[The data]
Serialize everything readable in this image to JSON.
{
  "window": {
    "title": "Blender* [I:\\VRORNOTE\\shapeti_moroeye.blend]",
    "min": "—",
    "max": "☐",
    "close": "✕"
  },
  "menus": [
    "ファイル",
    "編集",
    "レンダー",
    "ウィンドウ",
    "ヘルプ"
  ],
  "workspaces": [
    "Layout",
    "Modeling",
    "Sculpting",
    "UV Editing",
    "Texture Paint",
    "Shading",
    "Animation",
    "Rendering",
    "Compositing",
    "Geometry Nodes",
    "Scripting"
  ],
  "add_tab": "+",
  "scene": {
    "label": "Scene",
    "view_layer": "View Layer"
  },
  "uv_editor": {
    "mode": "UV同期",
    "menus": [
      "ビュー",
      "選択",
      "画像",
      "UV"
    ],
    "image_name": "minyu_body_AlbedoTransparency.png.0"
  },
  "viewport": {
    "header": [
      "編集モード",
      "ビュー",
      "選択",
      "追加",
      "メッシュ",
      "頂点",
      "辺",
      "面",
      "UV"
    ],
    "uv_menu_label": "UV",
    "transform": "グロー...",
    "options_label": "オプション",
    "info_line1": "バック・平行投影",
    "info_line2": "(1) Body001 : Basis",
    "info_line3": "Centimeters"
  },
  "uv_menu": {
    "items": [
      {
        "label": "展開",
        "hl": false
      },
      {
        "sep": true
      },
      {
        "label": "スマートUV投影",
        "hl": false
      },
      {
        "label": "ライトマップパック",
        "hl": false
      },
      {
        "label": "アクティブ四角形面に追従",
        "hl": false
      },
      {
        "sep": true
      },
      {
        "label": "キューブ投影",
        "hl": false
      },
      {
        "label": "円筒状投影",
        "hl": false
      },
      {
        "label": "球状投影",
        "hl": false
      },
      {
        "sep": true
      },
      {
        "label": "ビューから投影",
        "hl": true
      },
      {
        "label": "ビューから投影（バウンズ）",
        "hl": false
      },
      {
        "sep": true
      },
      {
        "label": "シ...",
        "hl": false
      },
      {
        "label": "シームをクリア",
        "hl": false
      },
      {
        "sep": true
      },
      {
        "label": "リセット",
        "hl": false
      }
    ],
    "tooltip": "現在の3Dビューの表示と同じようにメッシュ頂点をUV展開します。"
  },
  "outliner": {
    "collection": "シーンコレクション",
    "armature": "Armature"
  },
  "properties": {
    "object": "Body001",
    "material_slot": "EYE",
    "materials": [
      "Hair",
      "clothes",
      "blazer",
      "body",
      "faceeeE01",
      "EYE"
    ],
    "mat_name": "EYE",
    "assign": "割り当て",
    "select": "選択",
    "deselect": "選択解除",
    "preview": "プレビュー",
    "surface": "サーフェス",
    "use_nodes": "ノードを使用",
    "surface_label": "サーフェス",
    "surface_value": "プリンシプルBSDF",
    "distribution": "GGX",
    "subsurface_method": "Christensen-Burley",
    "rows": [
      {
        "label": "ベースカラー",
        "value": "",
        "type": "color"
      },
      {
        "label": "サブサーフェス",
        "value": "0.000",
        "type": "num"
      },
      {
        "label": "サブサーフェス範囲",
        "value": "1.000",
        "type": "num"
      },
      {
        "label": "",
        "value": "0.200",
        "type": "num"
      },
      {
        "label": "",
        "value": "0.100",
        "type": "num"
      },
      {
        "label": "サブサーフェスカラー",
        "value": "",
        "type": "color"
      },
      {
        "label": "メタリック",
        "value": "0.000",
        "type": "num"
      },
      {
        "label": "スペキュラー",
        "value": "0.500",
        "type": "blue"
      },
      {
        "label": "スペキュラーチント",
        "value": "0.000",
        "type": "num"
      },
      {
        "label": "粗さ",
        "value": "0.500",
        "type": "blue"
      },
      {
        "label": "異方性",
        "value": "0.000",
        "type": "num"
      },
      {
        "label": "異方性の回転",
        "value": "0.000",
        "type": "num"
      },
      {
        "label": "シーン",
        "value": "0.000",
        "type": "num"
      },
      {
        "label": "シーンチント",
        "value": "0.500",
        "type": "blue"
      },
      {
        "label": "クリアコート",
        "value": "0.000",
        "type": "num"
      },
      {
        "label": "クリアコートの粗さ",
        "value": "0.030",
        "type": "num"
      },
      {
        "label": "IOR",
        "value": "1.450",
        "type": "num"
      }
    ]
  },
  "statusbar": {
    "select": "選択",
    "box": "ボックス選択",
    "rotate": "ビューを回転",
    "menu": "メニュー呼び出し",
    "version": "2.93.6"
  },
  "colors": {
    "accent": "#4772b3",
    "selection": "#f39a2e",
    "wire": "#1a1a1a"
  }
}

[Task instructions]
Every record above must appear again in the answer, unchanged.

[Final answer]
Serialize everything readable in this image to JSON.
{
  "window": {
    "title": "Blender* [I:\\VRORNOTE\\shapeti_moroeye.blend]",
    "min": "—",
    "max": "☐",
    "close": "✕"
  },
  "menus": [
    "ファイル",
    "編集",
    "レンダー",
    "ウィンドウ",
    "ヘルプ"
  ],
  "workspaces": [
    "Layout",
    "Modeling",
    "Sculpting",
    "UV Editing",
    "Texture Paint",
    "Shading",
    "Animation",
    "Rendering",
    "Compositing",
    "Geometry Nodes",
    "Scripting"
  ],
  "add_tab": "+",
  "scene": {
    "label": "Scene",
    "view_layer": "View Layer"
  },
  "uv_editor": {
    "mode": "UV同期",
    "menus": [
      "ビュー",
      "選択",
      "画像",
      "UV"
    ],
    "image_name": "minyu_body_AlbedoTransparency.png.0"
  },
  "viewport": {
    "header": [
      "編集モード",
      "ビュー",
      "選択",
      "追加",
      "メッシュ",
      "頂点",
      "辺",
      "面",
      "UV"
    ],
    "uv_menu_label": "UV",
    "transform": "グロー...",
    "options_label": "オプション",
    "info_line1": "バック・平行投影",
    "info_line2": "(1) Body001 : Basis",
    "info_line3": "Centimeters"
  },
  "uv_menu": {
    "items": [
      {
        "label": "展開",
        "hl": false
      },
      {
        "sep": true
      },
      {
        "label": "スマートUV投影",
        "hl": false
      },
      {
        "label": "ライトマップパック",
        "hl": false
      },
      {
        "label": "アクティブ四角形面に追従",
        "hl": false
      },
      {
        "sep": true
      },
      {
        "label": "キューブ投影",
        "hl": false
      },
      {
        "label": "円筒状投影",
        "hl": false
      },
      {
        "label": "球状投影",
        "hl": false
      },
      {
        "sep": true
      },
      {
        "label": "ビューから投影",
        "hl": true
      },
      {
        "label": "ビューから投影（バウンズ）",
        "hl": false
      },
      {
        "sep": true
      },
      {
        "label": "シ...",
        "hl": false
      },
      {
        "label": "シームをクリア",
        "hl": false
      },
      {
        "sep": true
      },
      {
        "label": "リセット",
        "hl": false
      }
    ],
    "tooltip": "現在の3Dビューの表示と同じようにメッシュ頂点をUV展開します。"
  },
  "outliner": {
    "collection": "シーンコレクション",
    "armature": "Armature"
  },
  "properties": {
    "object": "Body001",
    "material_slot": "EYE",
    "materials": [
      "Hair",
      "clothes",
      "blazer",
      "body",
      "faceeeE01",
      "EYE"
    ],
    "mat_name": "EYE",
    "assign": "割り当て",
    "select": "選択",
    "deselect": "選択解除",
    "preview": "プレビュー",
    "surface": "サーフェス",
    "use_nodes": "ノードを使用",
    "surface_label": "サーフェス",
    "surface_value": "プリンシプルBSDF",
    "distribution": "GGX",
    "subsurface_method": "Christensen-Burley",
    "rows": [
      {
        "label": "ベースカラー",
        "value": "",
        "type": "color"
      },
      {
        "label": "サブサーフェス",
        "value": "0.000",
        "type": "num"
      },
      {
        "label": "サブサーフェス範囲",
        "value": "1.000",
        "type": "num"
      },
      {
        "label": "",
        "value": "0.200",
        "type": "num"
      },
      {
        "label": "",
        "value": "0.100",
        "type": "num"
      },
      {
        "label": "サブサーフェスカラー",
        "value": "",
        "type": "color"
      },
      {
        "label": "メタリック",
        "value": "0.000",
        "type": "num"
      },
      {
        "label": "スペキュラー",
        "value": "0.500",
        "type": "blue"
      },
      {
        "label": "スペキュラーチント",
        "value": "0.000",
        "type": "num"
      },
      {
        "label": "粗さ",
        "value": "0.500",
        "type": "blue"
      },
      {
        "label": "異方性",
        "value": "0.000",
        "type": "num"
      },
      {
        "label": "異方性の回転",
        "value": "0.000",
        "type": "num"
      },
      {
        "label": "シーン",
        "value": "0.000",
        "type": "num"
      },
      {
        "label": "シーンチント",
        "value": "0.500",
        "type": "blue"
      },
      {
        "label": "クリアコート",
        "value": "0.000",
        "type": "num"
      },
      {
        "label": "クリアコートの粗さ",
        "value": "0.030",
        "type": "num"
      },
      {
        "label": "IOR",
        "value": "1.450",
        "type": "num"
      }
    ]
  },
  "statusbar": {
    "select": "選択",
    "box": "ボックス選択",
    "rotate": "ビューを回転",
    "menu": "メニュー呼び出し",
    "version": "2.93.6"
  },
  "colors": {
    "accent": "#4772b3",
    "selection": "#f39a2e",
    "wire": "#1a1a1a"
  }
}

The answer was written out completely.